ROYAUME UNI – Exeter - Work to repair a collapsed sewer close to a buried medieval bridge in Exeter has finished today. A section of the 300mm pipe beneath Holloway Street collapsed in January but the repair was complicated by its proximity to the Larkbeare Bridge, a scheduled ancient monument, which lies 2.4 metres beneath the road. “Holloway Street is one of the main commuter routes in and out of Exeter city centre so we knew we needed to repair the pipe as soon as possible, but at the same time our priority had to be to ensure the medieval bridge was protected. “It’s an amazing structure and it has been a privilege to catch glimpses of this fantastic example of medieval engineering.
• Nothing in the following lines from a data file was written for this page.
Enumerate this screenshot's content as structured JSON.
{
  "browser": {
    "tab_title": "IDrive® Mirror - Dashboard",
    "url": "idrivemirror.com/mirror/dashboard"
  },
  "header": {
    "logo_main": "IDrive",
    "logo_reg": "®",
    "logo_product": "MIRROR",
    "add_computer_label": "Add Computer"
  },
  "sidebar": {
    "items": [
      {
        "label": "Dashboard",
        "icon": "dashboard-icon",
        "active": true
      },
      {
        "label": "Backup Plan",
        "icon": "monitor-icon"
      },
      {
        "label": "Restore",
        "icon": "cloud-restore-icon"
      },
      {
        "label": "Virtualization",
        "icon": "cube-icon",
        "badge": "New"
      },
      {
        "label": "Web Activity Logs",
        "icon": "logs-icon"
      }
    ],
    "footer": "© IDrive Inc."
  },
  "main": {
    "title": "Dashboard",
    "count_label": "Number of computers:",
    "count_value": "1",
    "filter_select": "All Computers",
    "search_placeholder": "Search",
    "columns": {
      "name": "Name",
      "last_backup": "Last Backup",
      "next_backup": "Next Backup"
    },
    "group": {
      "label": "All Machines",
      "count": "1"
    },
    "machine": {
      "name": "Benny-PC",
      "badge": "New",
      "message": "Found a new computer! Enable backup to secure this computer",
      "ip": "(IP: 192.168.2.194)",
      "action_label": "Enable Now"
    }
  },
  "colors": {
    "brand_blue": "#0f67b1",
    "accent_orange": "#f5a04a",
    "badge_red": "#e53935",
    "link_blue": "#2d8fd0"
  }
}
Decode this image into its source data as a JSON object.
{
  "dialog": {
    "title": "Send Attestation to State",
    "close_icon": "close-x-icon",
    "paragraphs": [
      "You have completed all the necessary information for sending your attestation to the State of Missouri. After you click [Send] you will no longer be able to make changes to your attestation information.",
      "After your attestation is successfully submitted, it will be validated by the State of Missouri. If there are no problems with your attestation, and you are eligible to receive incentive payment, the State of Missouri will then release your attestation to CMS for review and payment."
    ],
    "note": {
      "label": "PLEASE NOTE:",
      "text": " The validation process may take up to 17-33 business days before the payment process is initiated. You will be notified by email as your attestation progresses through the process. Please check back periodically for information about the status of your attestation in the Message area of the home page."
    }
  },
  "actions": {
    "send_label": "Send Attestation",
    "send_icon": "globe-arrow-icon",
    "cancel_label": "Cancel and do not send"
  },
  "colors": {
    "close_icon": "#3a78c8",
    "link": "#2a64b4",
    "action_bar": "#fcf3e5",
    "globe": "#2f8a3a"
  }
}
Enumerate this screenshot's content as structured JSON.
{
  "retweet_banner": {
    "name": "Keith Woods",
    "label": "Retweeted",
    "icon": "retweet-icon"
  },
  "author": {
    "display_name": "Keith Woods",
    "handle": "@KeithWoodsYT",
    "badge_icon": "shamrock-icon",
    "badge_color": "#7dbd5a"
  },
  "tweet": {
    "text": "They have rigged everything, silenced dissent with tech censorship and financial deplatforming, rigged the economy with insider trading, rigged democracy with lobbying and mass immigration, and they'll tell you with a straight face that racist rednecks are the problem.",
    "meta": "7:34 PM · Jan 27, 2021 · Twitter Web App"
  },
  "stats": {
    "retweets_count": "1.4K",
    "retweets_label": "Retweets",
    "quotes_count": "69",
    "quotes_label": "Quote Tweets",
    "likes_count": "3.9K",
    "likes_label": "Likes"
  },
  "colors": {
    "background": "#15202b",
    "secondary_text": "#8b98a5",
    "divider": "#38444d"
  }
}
DANEMARK – Zealand - Another one of the rare production dies for 6/7/8th century gold foil figures has come to light, again on Zealand! This is an unusual design depicting a lady from the front. She’s wearing a long dress, a cloak and two bead strings. She seems to be cupping her hands around a ring at her abdomen. The rings on her dress hem are quite odd. Parallels to the general motif and design are known from Eketorp on Öland (a foil) and Sättuna in Östergötland (a die). Congratulations to detectorist Hans, and thanks for doing other folks with an interest in the past a big favour! Aard regular Kevin points out that this Vendel Period lady looks just like a Dutch Christmas cookie! Image from 123RF.
UAE – Abou Dhabi - ABU DHABI // UAE University and the Paris Sorbonne University in Abu Dhabi are preparing for their first joint research project, in the new field of geoarchaeology. The field applies earth-science techniques to archaeology, in a first for the UAE. Work on the project is due to start in September.
MYANMAR – Nay Pyi Taw - A 65-foot carved wooden boat has been salvaged from a creek in Nay Pyi Taw, residents said last month. The boat, which is 8 feet wide, was raised from Pa Lwal Creek, just north of Thit Taw village in Lewe township, on January 15, said U Thit Lwin, a National League for Democracy member who serves as the local administrator. He said the boat had been salvaged with the financial help of a retired army major, U Khin Maung Win.